A primary source is a first hand account of an event and/or an object or document created by a person or in a place being researched.
Primary sources are contextual. So, for instance, a newspaper article may be primary source for one topic (an first hand account from the time being studied) OR if could be a secondary source (discussion of an event that occurred in the past). There is nothing inherent in a document that makes it a primary or secondary source. The content, not the format/container, determines if a item is a primary source for your topic.
This guide lists a variety of primary source types that can be found online, at the Blume Library, and in the San Antonio - Austin area.
To find primary sources on you topic, try searching you topic (ex: witchcraft, slavery, Texas, Bexar, etc.) in combination with one of the following words:
|Search Term||When To Use It|
|sources||generic term, often produces the most results|
|archive||use with organizations, individuals and families|
|archival resources||use with topics and geographic areas (counties, cities, etc.)|
|correspondence||use with individuals, familes, classes of people, ethnic groups|
|diaries||use with individuals and families|
|manuscripts||use with individuals|
|notebooks, sketchbooks, etc.||use with individuals|
|personal narratives||use with names of events|
|personnel records||use with organizations and military units|
|records and correspondence||
use with organizations and groups
|speeches, addresses, etc||
use with individuals or groups
A search in WorldCat.org or the Library Catalog on the terms "slaves and correspondence" finds books that includes primary source material on African Americans during the Civil War and Reconstruction. You can search for multiple keywords, in the Library Catalog or in Worldcat, by combining multiple terms with the word OR. Ex: (sources OR correspondence OR diaries OR manuscripts OR narratives OR personnel records OR speeches)
Various WorldCat interfaces
Access to the Library Catalog from the Blume Library
Google Advanced Search will be a useful tool to help locate online primary source collections if you do not find ideas from the Online Primary Source page list of resources. You can tie your topic search with the following terms to find online primary source collections.
Feel free to copy and paste the following into the Google Advanced search box labeled "any of these words".
repository digital archive virtual digitized primary

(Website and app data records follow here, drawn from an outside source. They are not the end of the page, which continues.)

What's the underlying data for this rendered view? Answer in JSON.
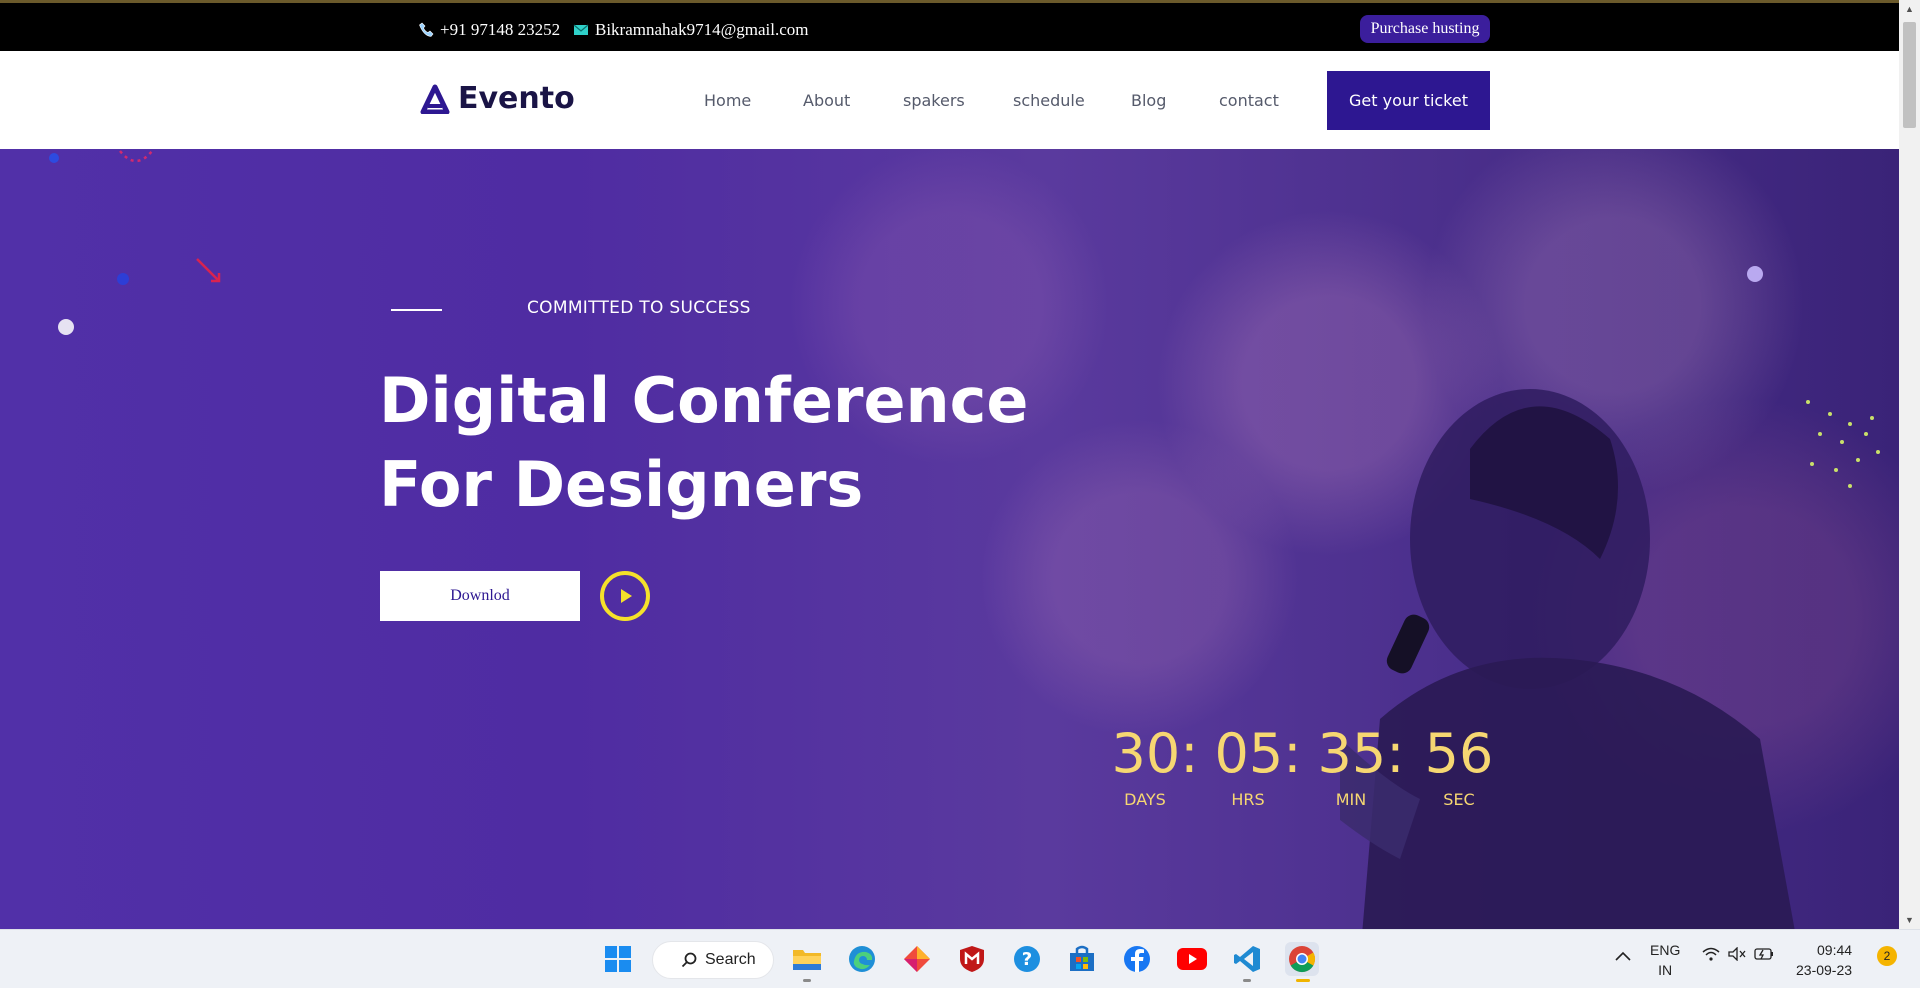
{
  "topbar": {
    "phone": "+91 97148 23252",
    "email": "Bikramnahak9714@gmail.com",
    "purchase_label": "Purchase husting"
  },
  "nav": {
    "brand": "Evento",
    "items": [
      "Home",
      "About",
      "spakers",
      "schedule",
      "Blog",
      "contact"
    ],
    "cta_label": "Get your ticket"
  },
  "hero": {
    "tagline": "COMMITTED TO SUCCESS",
    "headline_line1": "Digital Conference",
    "headline_line2": "For Designers",
    "download_label": "Downlod",
    "countdown": [
      {
        "value": "30:",
        "label": "DAYS"
      },
      {
        "value": "05:",
        "label": "HRS"
      },
      {
        "value": "35:",
        "label": "MIN"
      },
      {
        "value": "56",
        "label": "SEC"
      }
    ]
  },
  "taskbar": {
    "search_label": "Search",
    "lang_line1": "ENG",
    "lang_line2": "IN",
    "time": "09:44",
    "date": "23-09-23",
    "notification_count": "2"
  },
  "colors": {
    "brand_purple": "#2d1791",
    "hero_purple": "#5130a8",
    "countdown_yellow": "#f6d772",
    "play_yellow": "#f5e12a"
  }
}
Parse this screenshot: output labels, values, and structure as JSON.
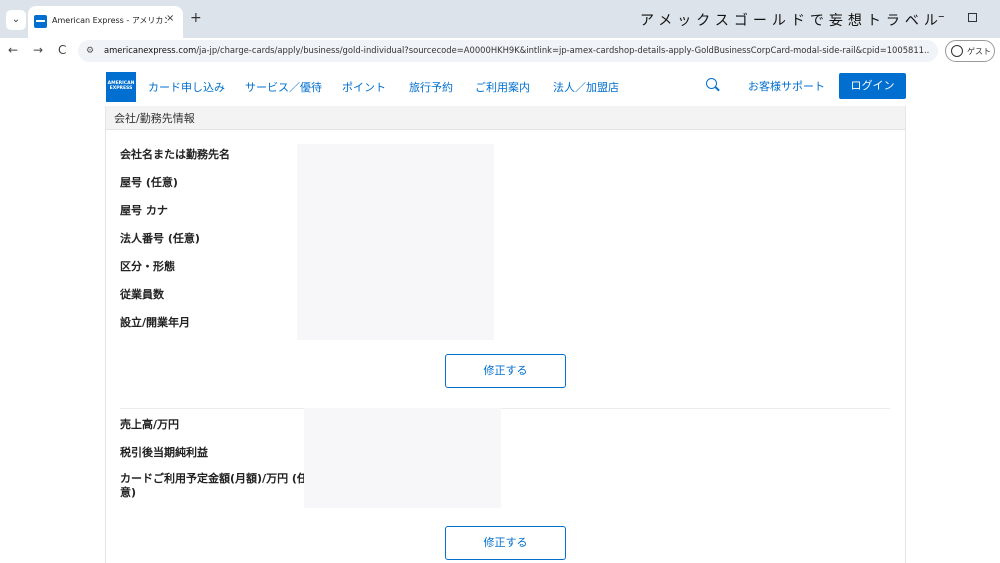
{
  "browser": {
    "tab_title": "American Express - アメリカン･エ",
    "tab_close": "×",
    "new_tab": "+",
    "window_title": "アメックスゴールドで妄想トラベル",
    "window_min": "–",
    "nav_back": "←",
    "nav_forward": "→",
    "nav_reload": "C",
    "url_domain": "americanexpress.com",
    "url_path": "/ja-jp/charge-cards/apply/business/gold-individual?sourcecode=A0000HKH9K&intlink=jp-amex-cardshop-details-apply-GoldBusinessCorpCard-modal-side-rail&cpid=1005811...",
    "guest_label": "ゲスト"
  },
  "header": {
    "logo_line1": "AMERICAN",
    "logo_line2": "EXPRESS",
    "nav": [
      "カード申し込み",
      "サービス／優待",
      "ポイント",
      "旅行予約",
      "ご利用案内",
      "法人／加盟店"
    ],
    "support_label": "お客様サポート",
    "login_label": "ログイン"
  },
  "section": {
    "title": "会社/勤務先情報",
    "fields_1": [
      "会社名または勤務先名",
      "屋号 (任意)",
      "屋号 カナ",
      "法人番号 (任意)",
      "区分・形態",
      "従業員数",
      "設立/開業年月"
    ],
    "fields_2": [
      "売上高/万円",
      "税引後当期純利益",
      "カードご利用予定金額(月額)/万円 (任意)"
    ],
    "edit_label": "修正する"
  },
  "colors": {
    "brand_blue": "#006fcf",
    "tabbar": "#dde3ea",
    "section_header_bg": "#f3f3f3"
  }
}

I recommend limiting your search to the site or domain. For instance, edu for educational institutions or gov for government websites, or various country code for non-United States website. Org website are defined broadly so be very careful to evaluate sources from org websites.
You should always evaluate all sources you use. Ask yourself questions about the website:
Who created it? Why did they create it? When was it created or last updated? What is it; what do you know about it? Where does this material come from?
Video: Finding Primary Source Collections with Google Advanced Search.